The session was held in the presence of the public prosecutor, two of some of the defendants’ proxies, representative of the Saudi Human Rights Commission, and the media. The 13 accused women on trial were all absent as they are at large and not in detention.
The female defendants face several charges including incitement and participation in rallies and riots demanding the release of detainees involved in terrorist activities and crimes.
In March 2013, Qassim police arrested 161 people, including 15 women, after they refused to respond to instructions from authorities to end their illegally staged rally, despite attempts by security members for more than 12 hours to do so.
The accused were illegally gathered in front of the premises of the Bureau of Investigation and Public Prosecution branch in Buraidah, in Qassim Province, in a bid to sway public opinion by exploiting the cases of a number of detainees involved in terrorist activities and crimes affiliated with deviant and terrorist groups.
The rallies led by these women continued for a whole month, and authorities tried with total tolerance and patience to deal with the women who raised banners demanding the release of the detainees and burned a photo of a senior state official. They also filmed these rallies and posted them on social media networks.
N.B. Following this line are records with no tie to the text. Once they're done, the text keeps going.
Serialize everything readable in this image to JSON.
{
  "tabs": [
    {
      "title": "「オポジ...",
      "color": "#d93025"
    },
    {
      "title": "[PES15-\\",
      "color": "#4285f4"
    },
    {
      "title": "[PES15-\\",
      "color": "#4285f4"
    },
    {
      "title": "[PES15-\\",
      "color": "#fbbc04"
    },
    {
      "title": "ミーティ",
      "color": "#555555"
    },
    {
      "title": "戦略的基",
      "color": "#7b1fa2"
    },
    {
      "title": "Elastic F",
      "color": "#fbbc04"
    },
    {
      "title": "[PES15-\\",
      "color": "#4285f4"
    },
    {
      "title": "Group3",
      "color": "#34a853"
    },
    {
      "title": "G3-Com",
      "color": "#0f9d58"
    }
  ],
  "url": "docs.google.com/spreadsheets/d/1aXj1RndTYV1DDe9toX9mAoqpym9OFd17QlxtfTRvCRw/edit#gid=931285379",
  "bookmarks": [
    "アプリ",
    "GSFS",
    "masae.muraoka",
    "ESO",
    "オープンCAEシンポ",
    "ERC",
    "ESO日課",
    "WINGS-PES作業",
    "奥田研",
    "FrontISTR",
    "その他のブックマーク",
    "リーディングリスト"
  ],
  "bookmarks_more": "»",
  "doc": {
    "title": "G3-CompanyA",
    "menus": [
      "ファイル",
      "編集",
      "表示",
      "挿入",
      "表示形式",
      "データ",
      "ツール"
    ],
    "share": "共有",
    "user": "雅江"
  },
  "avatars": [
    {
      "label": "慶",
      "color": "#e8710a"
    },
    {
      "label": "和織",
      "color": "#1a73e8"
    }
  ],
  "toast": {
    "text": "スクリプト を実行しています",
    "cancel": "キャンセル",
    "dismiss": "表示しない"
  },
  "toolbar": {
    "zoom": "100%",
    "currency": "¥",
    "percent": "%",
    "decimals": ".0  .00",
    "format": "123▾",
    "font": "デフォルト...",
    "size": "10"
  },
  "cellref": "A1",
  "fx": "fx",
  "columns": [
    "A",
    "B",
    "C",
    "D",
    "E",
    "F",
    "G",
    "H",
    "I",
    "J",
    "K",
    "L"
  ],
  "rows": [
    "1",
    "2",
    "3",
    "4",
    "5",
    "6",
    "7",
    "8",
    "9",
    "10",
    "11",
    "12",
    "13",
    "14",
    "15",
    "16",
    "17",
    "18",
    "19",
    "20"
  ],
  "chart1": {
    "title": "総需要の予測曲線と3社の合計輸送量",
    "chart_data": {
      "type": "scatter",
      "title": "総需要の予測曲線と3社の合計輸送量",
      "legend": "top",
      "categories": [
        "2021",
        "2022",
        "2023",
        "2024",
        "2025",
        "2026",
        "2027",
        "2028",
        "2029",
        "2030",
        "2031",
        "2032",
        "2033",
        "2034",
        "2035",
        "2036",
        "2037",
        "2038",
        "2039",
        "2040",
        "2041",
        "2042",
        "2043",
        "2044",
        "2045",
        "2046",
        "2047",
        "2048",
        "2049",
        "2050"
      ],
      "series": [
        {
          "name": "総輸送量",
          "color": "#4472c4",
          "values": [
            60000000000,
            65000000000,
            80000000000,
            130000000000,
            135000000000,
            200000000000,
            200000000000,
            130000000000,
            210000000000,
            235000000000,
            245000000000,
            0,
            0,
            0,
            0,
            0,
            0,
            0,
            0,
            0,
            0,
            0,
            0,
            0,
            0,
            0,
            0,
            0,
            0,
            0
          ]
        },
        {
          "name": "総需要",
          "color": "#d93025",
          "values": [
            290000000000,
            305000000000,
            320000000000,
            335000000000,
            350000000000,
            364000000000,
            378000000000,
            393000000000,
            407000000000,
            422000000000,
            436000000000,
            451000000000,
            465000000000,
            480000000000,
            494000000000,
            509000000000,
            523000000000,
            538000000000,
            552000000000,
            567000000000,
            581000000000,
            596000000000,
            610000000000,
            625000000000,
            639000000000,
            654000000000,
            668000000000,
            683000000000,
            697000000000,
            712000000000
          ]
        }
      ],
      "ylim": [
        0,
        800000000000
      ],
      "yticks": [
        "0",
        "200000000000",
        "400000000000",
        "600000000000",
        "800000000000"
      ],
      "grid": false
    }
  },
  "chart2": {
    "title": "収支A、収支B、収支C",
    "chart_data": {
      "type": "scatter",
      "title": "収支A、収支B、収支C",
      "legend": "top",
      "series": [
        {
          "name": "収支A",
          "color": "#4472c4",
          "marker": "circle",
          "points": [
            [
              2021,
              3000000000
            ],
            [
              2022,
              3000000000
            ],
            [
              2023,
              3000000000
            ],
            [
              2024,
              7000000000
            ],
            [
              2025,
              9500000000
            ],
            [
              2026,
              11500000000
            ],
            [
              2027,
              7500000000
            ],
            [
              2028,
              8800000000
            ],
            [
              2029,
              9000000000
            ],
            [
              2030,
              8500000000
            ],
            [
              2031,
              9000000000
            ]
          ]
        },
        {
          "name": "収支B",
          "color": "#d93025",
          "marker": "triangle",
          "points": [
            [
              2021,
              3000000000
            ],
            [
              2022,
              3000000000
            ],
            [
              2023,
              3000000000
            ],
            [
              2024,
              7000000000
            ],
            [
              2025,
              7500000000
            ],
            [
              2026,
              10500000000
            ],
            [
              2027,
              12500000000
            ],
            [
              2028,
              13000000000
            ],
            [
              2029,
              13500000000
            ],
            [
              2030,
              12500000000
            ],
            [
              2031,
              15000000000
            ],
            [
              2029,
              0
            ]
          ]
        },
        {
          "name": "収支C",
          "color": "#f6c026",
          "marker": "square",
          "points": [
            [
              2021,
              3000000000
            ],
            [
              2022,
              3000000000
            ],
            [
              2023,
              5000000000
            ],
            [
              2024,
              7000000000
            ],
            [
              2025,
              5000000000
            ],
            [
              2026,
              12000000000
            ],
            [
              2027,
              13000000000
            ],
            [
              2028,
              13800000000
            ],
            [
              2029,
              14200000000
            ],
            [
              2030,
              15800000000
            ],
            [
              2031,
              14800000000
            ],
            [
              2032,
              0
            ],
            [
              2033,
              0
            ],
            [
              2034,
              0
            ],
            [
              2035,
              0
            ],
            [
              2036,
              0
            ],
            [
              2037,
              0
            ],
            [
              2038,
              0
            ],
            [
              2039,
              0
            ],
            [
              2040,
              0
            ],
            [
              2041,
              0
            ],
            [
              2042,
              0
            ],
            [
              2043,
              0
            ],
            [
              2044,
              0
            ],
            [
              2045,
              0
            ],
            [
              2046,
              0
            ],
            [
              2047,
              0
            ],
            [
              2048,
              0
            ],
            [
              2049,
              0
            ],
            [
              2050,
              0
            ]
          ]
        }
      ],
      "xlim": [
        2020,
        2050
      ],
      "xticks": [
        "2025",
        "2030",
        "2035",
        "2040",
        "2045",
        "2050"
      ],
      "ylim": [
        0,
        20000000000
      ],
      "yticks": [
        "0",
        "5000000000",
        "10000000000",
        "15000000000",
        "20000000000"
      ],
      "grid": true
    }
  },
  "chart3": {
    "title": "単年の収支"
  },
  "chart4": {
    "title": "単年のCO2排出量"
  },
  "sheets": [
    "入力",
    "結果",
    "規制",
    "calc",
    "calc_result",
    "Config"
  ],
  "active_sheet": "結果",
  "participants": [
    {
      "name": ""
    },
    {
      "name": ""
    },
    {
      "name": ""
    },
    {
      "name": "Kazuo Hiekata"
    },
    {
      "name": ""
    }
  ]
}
The women were arrested at the time and their case was referred to the Bureau of Investigation and Public Prosecution, then to the court where they were released on bail.
Within two months of the incident, two of the women were arrested trying to leave the Kingdom and join Al-Qaeda terrorist group in Yemen. The women were passing through a mountainous area near the Saudi-Yemeni borders in Jazan region accompanied by six of their children, without the consent or knowledge of their guardians. They were referred to trial, and prison sentences were issued against them.